Cancer Patients Are at High Risk of Mortality if Presenting with Sepsis at an Emergency Department


Department of Emergency Medicine, Faculty of Medicine, Ramathibodi Hospital, Bangkok, Thailand Email :

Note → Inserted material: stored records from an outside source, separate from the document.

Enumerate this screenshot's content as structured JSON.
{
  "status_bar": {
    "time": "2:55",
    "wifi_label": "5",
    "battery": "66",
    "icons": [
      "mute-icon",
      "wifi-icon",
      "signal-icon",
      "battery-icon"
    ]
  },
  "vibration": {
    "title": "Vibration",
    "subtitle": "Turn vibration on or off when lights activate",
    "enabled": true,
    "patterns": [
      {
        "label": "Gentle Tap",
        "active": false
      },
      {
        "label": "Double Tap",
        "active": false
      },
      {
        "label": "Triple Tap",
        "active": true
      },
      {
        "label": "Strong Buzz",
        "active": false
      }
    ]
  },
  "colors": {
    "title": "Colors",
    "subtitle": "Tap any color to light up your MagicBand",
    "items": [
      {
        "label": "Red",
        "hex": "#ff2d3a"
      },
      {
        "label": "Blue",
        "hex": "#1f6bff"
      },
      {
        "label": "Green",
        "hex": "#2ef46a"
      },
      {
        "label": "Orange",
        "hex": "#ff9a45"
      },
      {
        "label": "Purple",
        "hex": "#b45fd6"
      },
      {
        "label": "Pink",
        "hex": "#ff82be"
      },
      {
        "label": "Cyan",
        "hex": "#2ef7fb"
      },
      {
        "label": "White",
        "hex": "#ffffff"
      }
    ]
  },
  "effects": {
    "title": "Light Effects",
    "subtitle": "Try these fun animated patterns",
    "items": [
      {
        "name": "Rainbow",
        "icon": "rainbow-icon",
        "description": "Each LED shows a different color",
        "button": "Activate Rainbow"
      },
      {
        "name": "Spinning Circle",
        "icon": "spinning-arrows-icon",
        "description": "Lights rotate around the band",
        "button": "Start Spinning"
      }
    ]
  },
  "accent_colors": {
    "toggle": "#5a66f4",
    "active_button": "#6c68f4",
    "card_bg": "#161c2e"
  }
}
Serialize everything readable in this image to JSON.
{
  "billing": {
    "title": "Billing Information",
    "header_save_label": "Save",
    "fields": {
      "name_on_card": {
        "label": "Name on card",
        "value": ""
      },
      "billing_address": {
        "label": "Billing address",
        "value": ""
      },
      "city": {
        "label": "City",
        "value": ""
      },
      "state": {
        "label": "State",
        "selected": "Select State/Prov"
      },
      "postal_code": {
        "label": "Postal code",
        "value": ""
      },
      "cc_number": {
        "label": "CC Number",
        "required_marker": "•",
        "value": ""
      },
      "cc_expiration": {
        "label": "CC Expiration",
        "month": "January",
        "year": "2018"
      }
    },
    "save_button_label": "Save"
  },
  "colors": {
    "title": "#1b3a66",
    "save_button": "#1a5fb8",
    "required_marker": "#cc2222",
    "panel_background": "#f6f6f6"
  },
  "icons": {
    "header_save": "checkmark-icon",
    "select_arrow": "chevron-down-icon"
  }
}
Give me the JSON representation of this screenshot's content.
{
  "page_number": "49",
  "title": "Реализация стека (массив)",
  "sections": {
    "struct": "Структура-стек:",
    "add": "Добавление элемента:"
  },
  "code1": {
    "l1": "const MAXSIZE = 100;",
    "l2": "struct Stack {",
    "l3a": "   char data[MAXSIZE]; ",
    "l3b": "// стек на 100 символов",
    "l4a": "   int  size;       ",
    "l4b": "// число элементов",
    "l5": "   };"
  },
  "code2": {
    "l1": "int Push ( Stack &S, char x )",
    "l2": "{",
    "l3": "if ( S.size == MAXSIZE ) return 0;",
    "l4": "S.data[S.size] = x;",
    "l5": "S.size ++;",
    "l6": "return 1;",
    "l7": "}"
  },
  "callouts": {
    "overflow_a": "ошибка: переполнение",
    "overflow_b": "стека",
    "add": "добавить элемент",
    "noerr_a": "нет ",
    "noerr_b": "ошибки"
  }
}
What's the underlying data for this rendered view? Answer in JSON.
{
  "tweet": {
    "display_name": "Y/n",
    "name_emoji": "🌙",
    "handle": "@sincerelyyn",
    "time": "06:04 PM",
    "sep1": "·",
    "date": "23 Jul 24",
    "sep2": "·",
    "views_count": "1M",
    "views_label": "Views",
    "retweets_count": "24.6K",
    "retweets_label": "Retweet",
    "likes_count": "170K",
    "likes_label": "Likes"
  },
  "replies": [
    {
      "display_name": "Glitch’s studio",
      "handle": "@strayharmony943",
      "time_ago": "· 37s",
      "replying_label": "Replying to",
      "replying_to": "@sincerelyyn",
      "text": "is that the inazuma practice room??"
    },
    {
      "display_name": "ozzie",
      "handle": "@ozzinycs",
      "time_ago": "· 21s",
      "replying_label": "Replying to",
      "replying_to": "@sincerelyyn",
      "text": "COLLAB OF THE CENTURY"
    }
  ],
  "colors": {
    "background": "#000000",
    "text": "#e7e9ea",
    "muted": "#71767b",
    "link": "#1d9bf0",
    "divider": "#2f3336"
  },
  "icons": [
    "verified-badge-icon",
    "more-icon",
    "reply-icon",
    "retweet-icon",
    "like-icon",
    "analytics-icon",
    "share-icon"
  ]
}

Background: Sepsis is an emergency condition with high mortality and morbidity rate. There are limited data on the association of cancer as a risk factor for mortality in sepsis patients in the emergency department (ED). Materials and Methods: This retrospective study was conducted at the ED, Faculty of Medicine, Ramathibodi Hospital, Bangkok, Thailand. The study period was between January 1st and December 31st, 2014. The inclusion criteria were as follows: adult patients over 15 years of age who presented at the ED with suspicion of sepsis, received treatment at the ED, and whose blood culture was found to be positive. Clinical data were recorded from medical records including the Mortality in Emergency Department Sepsis score (MEDS score). The primary outcome of this study was mortality at one month. Multivariate logistic regression analysis was used to identify independent factors associated with death. Results: During the study period, there were 775 eligible patients. The two most common pathogens identified from blood cultures were Staphylococcus aureus (193 patients; 24.9%) and Escherichia coli (158 patients; 20.4%). At one month after presenting at the ED, 110 patients (14.2%) had died. There were four significant factors for death, having cancer, being on an endotracheal tube, initial diagnosis of bacteremia, and high MED scores. Having cancer had an adjusted OR of 2.12 (95% CI of 1.29, 3.47). Conclusions: Cancer patients have double the risk of mortality if presenting with sepsis at the ED.